2016SSEC

This project uses benthic foraminifera as a proxy for low pH in Puget Sound sediments over a temporal range from 1974 to the present. Here we report preliminary results of our investigation. Benthic foraminifera occur as agglutinate and calcareous forms; calcareous foraminifera biomineralize their shells from calcium carbonate and are thus a sink for carbon in the oceans. Both agglutinate and calcareous foraminifera are consumed by a wide variety of mobile benthic invertebrates and bottom feeding fish, therefore they are an important component near the base of the food chain. They are excellent study organisms because they are small (typically

Investigations into foraminiferal assemblages in different embayments throughout Puget Sound indicate that partial dissolution of shells is widespread. In places, 100% of all calcareous individuals show signs of dissolution, e.g. pitting, holes, loss of surface layers. Some sediment samples, most notably those from areas with sluggish circulation, have only agglutinate foraminifera.
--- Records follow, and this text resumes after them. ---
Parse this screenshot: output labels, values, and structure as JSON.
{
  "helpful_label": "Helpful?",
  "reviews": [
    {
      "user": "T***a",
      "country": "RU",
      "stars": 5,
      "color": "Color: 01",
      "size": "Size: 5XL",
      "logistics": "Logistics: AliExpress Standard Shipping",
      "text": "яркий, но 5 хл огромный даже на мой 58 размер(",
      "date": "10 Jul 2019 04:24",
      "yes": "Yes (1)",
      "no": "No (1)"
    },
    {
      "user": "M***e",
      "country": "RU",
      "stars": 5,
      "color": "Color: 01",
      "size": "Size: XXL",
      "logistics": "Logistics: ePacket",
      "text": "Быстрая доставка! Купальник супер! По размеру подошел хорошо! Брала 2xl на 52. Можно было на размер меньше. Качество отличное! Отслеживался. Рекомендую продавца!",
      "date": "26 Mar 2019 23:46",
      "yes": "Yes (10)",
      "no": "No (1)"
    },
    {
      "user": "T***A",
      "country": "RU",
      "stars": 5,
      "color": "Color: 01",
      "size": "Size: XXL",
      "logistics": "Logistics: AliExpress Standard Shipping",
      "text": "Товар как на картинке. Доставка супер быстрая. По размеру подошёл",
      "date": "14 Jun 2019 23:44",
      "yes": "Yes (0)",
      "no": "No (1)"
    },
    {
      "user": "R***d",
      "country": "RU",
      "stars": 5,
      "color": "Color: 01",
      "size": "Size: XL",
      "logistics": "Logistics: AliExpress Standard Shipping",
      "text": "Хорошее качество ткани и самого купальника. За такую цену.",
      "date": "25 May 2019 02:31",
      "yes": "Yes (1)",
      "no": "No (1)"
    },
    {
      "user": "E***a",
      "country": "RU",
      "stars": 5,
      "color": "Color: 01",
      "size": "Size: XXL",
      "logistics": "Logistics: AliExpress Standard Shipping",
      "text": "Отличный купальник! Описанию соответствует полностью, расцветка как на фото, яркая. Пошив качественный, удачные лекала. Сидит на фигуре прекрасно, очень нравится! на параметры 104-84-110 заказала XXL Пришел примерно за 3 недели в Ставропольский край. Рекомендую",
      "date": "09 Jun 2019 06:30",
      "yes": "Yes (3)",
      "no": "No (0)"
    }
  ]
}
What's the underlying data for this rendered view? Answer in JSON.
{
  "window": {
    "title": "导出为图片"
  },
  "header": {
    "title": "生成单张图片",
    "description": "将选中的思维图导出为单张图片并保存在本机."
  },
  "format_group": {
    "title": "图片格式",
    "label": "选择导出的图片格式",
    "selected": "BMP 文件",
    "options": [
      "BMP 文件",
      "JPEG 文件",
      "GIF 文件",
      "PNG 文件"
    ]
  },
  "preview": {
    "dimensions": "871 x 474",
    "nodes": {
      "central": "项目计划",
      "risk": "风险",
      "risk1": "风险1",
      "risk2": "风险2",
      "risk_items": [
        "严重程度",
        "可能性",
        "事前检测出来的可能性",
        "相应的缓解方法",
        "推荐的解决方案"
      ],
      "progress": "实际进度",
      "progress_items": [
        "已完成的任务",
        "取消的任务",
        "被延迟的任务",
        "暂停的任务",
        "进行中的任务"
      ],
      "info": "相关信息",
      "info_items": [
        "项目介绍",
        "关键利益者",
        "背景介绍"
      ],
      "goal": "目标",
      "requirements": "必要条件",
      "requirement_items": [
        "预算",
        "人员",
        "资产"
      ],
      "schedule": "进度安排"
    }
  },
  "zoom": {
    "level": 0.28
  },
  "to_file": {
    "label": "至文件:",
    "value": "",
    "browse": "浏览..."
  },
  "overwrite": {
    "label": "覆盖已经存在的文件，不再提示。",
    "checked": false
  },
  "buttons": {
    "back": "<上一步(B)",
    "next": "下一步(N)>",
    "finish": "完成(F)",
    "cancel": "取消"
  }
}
The three most common calcareous foraminifera species in Puget Sound, Elphidiella hannai, Cribroelphidium excavatum and Buccella frigida all show partial dissolution, however, E. hannai is most heavily impacted, suggesting it is more susceptible to dissolution than other species.